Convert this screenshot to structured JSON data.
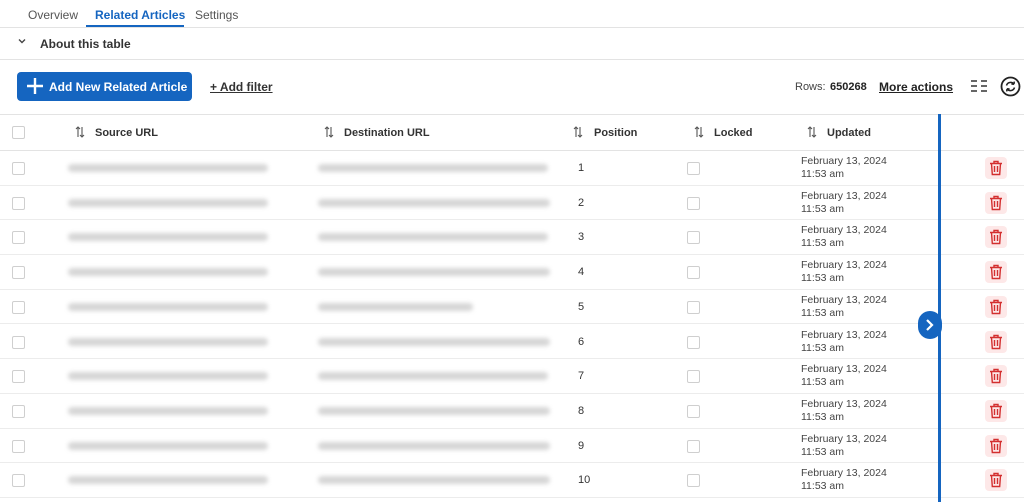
{
  "tabs": [
    {
      "label": "Overview"
    },
    {
      "label": "Related Articles"
    },
    {
      "label": "Settings"
    }
  ],
  "about": {
    "label": "About this table"
  },
  "toolbar": {
    "add_label": "Add New Related Article",
    "filter_label": "+ Add filter",
    "rows_label": "Rows:",
    "rows_count": "650268",
    "more_actions": "More actions"
  },
  "table": {
    "columns": [
      "Source URL",
      "Destination URL",
      "Position",
      "Locked",
      "Updated"
    ],
    "rows": [
      {
        "position": "1",
        "date": "February 13, 2024",
        "time": "11:53 am"
      },
      {
        "position": "2",
        "date": "February 13, 2024",
        "time": "11:53 am"
      },
      {
        "position": "3",
        "date": "February 13, 2024",
        "time": "11:53 am"
      },
      {
        "position": "4",
        "date": "February 13, 2024",
        "time": "11:53 am"
      },
      {
        "position": "5",
        "date": "February 13, 2024",
        "time": "11:53 am"
      },
      {
        "position": "6",
        "date": "February 13, 2024",
        "time": "11:53 am"
      },
      {
        "position": "7",
        "date": "February 13, 2024",
        "time": "11:53 am"
      },
      {
        "position": "8",
        "date": "February 13, 2024",
        "time": "11:53 am"
      },
      {
        "position": "9",
        "date": "February 13, 2024",
        "time": "11:53 am"
      },
      {
        "position": "10",
        "date": "February 13, 2024",
        "time": "11:53 am"
      }
    ]
  },
  "colors": {
    "accent": "#1565c0",
    "danger": "#d32f2f",
    "danger_bg": "#fde8e8"
  }
}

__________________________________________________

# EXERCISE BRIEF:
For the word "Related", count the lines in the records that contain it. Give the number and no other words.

# EXERCISE SOLUTION:
2